» **TASK INSTRUCTIONS**
Retype all of the lines below with no changes.

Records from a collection
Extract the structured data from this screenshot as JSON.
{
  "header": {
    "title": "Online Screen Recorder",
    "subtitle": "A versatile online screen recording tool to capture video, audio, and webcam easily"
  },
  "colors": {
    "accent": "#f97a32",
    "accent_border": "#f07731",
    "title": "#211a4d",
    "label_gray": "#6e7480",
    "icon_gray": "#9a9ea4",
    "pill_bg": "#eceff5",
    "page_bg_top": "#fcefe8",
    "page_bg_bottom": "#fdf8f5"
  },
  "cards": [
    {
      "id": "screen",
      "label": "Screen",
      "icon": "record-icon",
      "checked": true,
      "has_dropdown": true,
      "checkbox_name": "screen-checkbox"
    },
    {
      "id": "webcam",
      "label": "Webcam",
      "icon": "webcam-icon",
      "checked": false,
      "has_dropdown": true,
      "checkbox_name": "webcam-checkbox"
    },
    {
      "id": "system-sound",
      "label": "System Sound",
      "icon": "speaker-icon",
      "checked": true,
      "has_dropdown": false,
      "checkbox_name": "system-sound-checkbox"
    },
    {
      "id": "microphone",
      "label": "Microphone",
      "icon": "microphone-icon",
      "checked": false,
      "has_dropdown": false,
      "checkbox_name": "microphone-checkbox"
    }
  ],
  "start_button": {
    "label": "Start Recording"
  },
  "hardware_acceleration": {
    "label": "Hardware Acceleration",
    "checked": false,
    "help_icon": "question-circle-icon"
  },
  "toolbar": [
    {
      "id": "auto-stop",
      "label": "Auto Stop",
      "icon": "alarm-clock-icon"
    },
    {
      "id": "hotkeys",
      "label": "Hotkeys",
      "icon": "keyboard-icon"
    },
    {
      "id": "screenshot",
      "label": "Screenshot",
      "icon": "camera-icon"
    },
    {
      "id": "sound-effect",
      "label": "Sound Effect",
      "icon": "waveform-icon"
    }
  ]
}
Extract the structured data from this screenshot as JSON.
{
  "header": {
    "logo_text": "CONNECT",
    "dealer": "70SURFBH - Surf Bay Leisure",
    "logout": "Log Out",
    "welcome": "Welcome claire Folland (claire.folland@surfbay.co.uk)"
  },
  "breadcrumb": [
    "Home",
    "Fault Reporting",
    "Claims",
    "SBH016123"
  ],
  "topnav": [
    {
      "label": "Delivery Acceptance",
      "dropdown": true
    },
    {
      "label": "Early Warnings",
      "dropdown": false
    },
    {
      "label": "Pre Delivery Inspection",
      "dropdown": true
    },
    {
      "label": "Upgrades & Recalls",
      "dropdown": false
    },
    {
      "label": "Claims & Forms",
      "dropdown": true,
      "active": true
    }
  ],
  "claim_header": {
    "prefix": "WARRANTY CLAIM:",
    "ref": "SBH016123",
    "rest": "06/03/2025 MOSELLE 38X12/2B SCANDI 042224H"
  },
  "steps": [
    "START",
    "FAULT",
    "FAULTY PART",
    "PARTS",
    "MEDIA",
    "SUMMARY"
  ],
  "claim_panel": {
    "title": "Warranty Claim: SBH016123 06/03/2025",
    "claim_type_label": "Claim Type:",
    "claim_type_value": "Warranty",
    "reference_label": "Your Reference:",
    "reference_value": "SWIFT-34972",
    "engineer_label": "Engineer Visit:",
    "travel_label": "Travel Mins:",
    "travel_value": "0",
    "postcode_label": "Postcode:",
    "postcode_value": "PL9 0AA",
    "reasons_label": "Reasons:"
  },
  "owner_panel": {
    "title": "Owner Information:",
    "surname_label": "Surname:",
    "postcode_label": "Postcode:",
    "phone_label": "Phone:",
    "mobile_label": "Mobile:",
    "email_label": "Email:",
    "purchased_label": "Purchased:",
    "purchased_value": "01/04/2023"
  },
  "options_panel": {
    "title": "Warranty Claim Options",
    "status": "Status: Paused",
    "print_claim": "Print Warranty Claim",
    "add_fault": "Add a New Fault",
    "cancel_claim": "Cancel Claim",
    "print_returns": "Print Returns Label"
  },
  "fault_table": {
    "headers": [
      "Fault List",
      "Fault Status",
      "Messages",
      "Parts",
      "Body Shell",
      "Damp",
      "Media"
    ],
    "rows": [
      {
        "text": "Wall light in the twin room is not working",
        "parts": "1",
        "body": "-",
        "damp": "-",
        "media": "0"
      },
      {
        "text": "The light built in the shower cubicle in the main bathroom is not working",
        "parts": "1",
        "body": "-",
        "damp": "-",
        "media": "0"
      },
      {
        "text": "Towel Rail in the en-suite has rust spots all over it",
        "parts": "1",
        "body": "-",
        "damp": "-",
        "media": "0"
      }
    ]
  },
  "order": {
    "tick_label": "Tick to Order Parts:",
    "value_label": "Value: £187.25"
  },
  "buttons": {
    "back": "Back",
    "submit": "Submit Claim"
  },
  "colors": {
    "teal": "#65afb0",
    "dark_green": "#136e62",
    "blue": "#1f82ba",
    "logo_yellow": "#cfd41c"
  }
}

» **SOLUTION TO THE EXERCISE**
Extract the structured data from this screenshot as JSON.
{
  "header": {
    "title": "Online Screen Recorder",
    "subtitle": "A versatile online screen recording tool to capture video, audio, and webcam easily"
  },
  "colors": {
    "accent": "#f97a32",
    "accent_border": "#f07731",
    "title": "#211a4d",
    "label_gray": "#6e7480",
    "icon_gray": "#9a9ea4",
    "pill_bg": "#eceff5",
    "page_bg_top": "#fcefe8",
    "page_bg_bottom": "#fdf8f5"
  },
  "cards": [
    {
      "id": "screen",
      "label": "Screen",
      "icon": "record-icon",
      "checked": true,
      "has_dropdown": true,
      "checkbox_name": "screen-checkbox"
    },
    {
      "id": "webcam",
      "label": "Webcam",
      "icon": "webcam-icon",
      "checked": false,
      "has_dropdown": true,
      "checkbox_name": "webcam-checkbox"
    },
    {
      "id": "system-sound",
      "label": "System Sound",
      "icon": "speaker-icon",
      "checked": true,
      "has_dropdown": false,
      "checkbox_name": "system-sound-checkbox"
    },
    {
      "id": "microphone",
      "label": "Microphone",
      "icon": "microphone-icon",
      "checked": false,
      "has_dropdown": false,
      "checkbox_name": "microphone-checkbox"
    }
  ],
  "start_button": {
    "label": "Start Recording"
  },
  "hardware_acceleration": {
    "label": "Hardware Acceleration",
    "checked": false,
    "help_icon": "question-circle-icon"
  },
  "toolbar": [
    {
      "id": "auto-stop",
      "label": "Auto Stop",
      "icon": "alarm-clock-icon"
    },
    {
      "id": "hotkeys",
      "label": "Hotkeys",
      "icon": "keyboard-icon"
    },
    {
      "id": "screenshot",
      "label": "Screenshot",
      "icon": "camera-icon"
    },
    {
      "id": "sound-effect",
      "label": "Sound Effect",
      "icon": "waveform-icon"
    }
  ]
}
Extract the structured data from this screenshot as JSON.
{
  "header": {
    "logo_text": "CONNECT",
    "dealer": "70SURFBH - Surf Bay Leisure",
    "logout": "Log Out",
    "welcome": "Welcome claire Folland (claire.folland@surfbay.co.uk)"
  },
  "breadcrumb": [
    "Home",
    "Fault Reporting",
    "Claims",
    "SBH016123"
  ],
  "topnav": [
    {
      "label": "Delivery Acceptance",
      "dropdown": true
    },
    {
      "label": "Early Warnings",
      "dropdown": false
    },
    {
      "label": "Pre Delivery Inspection",
      "dropdown": true
    },
    {
      "label": "Upgrades & Recalls",
      "dropdown": false
    },
    {
      "label": "Claims & Forms",
      "dropdown": true,
      "active": true
    }
  ],
  "claim_header": {
    "prefix": "WARRANTY CLAIM:",
    "ref": "SBH016123",
    "rest": "06/03/2025 MOSELLE 38X12/2B SCANDI 042224H"
  },
  "steps": [
    "START",
    "FAULT",
    "FAULTY PART",
    "PARTS",
    "MEDIA",
    "SUMMARY"
  ],
  "claim_panel": {
    "title": "Warranty Claim: SBH016123 06/03/2025",
    "claim_type_label": "Claim Type:",
    "claim_type_value": "Warranty",
    "reference_label": "Your Reference:",
    "reference_value": "SWIFT-34972",
    "engineer_label": "Engineer Visit:",
    "travel_label": "Travel Mins:",
    "travel_value": "0",
    "postcode_label": "Postcode:",
    "postcode_value": "PL9 0AA",
    "reasons_label": "Reasons:"
  },
  "owner_panel": {
    "title": "Owner Information:",
    "surname_label": "Surname:",
    "postcode_label": "Postcode:",
    "phone_label": "Phone:",
    "mobile_label": "Mobile:",
    "email_label": "Email:",
    "purchased_label": "Purchased:",
    "purchased_value": "01/04/2023"
  },
  "options_panel": {
    "title": "Warranty Claim Options",
    "status": "Status: Paused",
    "print_claim": "Print Warranty Claim",
    "add_fault": "Add a New Fault",
    "cancel_claim": "Cancel Claim",
    "print_returns": "Print Returns Label"
  },
  "fault_table": {
    "headers": [
      "Fault List",
      "Fault Status",
      "Messages",
      "Parts",
      "Body Shell",
      "Damp",
      "Media"
    ],
    "rows": [
      {
        "text": "Wall light in the twin room is not working",
        "parts": "1",
        "body": "-",
        "damp": "-",
        "media": "0"
      },
      {
        "text": "The light built in the shower cubicle in the main bathroom is not working",
        "parts": "1",
        "body": "-",
        "damp": "-",
        "media": "0"
      },
      {
        "text": "Towel Rail in the en-suite has rust spots all over it",
        "parts": "1",
        "body": "-",
        "damp": "-",
        "media": "0"
      }
    ]
  },
  "order": {
    "tick_label": "Tick to Order Parts:",
    "value_label": "Value: £187.25"
  },
  "buttons": {
    "back": "Back",
    "submit": "Submit Claim"
  },
  "colors": {
    "teal": "#65afb0",
    "dark_green": "#136e62",
    "blue": "#1f82ba",
    "logo_yellow": "#cfd41c"
  }
}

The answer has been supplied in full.